__MATERIAL SUPPLIED__:

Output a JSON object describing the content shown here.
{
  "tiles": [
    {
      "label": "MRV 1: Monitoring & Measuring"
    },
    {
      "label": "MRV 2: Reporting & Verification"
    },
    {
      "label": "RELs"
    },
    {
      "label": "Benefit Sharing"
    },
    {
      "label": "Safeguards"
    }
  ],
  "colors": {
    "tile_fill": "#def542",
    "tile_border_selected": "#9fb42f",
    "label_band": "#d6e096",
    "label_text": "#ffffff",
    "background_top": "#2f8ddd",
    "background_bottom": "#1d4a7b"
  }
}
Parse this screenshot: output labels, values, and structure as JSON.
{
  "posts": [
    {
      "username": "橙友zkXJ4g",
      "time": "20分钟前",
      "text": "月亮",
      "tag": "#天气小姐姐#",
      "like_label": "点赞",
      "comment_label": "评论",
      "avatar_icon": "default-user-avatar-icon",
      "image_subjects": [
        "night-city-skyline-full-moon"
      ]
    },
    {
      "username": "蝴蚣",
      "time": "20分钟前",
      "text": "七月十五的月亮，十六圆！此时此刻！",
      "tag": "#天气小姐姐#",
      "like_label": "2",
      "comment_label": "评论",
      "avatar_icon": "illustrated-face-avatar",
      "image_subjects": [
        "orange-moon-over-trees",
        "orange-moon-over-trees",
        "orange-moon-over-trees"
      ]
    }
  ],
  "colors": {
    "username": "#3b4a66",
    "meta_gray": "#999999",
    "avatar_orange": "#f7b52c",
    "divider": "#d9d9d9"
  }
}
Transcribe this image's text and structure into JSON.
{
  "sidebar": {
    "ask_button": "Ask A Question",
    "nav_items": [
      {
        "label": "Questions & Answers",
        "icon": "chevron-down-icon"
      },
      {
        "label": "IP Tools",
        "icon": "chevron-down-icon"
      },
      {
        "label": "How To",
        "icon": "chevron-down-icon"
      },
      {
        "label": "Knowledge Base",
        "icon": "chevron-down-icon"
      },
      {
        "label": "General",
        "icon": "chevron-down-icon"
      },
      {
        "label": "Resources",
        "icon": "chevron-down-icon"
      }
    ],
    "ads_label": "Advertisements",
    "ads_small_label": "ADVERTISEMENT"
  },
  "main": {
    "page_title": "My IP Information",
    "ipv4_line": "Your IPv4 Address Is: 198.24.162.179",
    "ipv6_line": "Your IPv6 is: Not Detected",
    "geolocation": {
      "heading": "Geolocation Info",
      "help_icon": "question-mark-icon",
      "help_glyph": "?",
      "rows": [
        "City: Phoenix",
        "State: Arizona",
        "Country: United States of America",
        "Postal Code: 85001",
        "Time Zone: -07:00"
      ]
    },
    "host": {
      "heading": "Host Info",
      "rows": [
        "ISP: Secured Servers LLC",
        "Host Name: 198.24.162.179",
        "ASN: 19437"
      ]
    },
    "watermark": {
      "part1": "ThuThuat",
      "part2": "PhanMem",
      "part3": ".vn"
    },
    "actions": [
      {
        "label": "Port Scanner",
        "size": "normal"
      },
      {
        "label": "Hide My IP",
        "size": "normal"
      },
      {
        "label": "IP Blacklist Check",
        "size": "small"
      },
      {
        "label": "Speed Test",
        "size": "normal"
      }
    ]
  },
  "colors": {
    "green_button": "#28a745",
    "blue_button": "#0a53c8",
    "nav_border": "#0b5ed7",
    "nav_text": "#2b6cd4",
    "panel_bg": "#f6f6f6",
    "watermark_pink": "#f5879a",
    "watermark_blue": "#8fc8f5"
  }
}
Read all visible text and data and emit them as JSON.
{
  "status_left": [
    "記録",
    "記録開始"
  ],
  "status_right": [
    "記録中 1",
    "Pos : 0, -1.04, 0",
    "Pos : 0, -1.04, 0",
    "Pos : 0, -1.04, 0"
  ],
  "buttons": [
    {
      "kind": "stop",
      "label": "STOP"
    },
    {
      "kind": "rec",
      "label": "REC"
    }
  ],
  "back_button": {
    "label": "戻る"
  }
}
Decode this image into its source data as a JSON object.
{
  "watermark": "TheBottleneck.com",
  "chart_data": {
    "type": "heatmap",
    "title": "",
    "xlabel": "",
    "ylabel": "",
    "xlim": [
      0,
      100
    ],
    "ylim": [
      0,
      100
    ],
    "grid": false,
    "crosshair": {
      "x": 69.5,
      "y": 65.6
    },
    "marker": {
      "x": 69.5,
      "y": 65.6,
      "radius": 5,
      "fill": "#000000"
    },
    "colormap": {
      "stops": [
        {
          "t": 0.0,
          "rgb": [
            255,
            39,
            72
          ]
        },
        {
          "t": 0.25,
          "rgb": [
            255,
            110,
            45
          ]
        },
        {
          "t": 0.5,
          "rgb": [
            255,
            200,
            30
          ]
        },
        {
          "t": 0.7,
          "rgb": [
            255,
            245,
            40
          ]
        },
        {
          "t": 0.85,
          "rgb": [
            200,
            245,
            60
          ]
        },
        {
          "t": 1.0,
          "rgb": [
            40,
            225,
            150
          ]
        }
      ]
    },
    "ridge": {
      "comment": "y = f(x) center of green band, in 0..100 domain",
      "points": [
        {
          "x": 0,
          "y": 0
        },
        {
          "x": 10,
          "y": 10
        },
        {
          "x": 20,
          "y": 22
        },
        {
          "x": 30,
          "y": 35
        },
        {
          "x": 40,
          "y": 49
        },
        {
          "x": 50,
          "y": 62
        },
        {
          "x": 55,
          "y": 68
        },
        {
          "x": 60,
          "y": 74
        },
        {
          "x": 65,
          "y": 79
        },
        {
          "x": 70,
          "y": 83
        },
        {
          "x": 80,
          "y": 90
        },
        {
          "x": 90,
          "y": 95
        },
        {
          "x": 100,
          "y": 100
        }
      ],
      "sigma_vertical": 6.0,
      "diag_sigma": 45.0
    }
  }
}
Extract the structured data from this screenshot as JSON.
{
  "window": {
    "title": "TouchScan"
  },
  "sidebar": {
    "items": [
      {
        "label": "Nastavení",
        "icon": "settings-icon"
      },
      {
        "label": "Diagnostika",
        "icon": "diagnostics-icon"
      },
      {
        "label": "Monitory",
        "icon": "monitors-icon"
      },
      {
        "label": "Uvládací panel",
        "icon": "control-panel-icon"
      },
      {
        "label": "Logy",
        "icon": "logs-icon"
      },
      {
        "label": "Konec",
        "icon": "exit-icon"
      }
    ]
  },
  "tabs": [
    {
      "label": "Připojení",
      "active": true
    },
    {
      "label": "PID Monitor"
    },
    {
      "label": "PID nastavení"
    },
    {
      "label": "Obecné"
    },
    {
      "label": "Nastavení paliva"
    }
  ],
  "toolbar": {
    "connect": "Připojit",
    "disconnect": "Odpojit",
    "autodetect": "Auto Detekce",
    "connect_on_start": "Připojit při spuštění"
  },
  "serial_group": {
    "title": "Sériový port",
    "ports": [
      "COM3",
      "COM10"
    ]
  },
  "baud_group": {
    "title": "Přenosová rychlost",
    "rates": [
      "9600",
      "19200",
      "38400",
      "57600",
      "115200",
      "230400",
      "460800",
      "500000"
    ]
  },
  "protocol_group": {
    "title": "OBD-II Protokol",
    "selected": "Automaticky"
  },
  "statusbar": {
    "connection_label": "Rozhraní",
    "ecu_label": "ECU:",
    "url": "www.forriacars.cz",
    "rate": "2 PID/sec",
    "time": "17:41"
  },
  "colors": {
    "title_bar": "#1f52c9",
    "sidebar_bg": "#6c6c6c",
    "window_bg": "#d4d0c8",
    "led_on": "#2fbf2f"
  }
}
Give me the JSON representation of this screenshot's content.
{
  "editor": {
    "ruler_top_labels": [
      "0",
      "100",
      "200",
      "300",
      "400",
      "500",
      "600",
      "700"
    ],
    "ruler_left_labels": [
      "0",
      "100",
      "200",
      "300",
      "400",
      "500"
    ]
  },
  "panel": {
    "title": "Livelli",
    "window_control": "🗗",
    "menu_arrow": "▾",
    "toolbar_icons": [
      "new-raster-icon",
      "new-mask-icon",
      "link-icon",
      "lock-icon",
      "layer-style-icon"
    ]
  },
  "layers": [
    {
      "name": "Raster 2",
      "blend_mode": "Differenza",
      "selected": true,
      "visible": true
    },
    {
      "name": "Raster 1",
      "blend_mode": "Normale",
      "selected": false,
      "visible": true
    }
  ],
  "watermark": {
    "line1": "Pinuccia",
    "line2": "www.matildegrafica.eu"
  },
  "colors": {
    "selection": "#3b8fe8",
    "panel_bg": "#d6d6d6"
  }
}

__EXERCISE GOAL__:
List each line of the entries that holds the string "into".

__SOLUTION__:
Transcribe this image's text and structure into JSON.
Decode this image into its source data as a JSON object.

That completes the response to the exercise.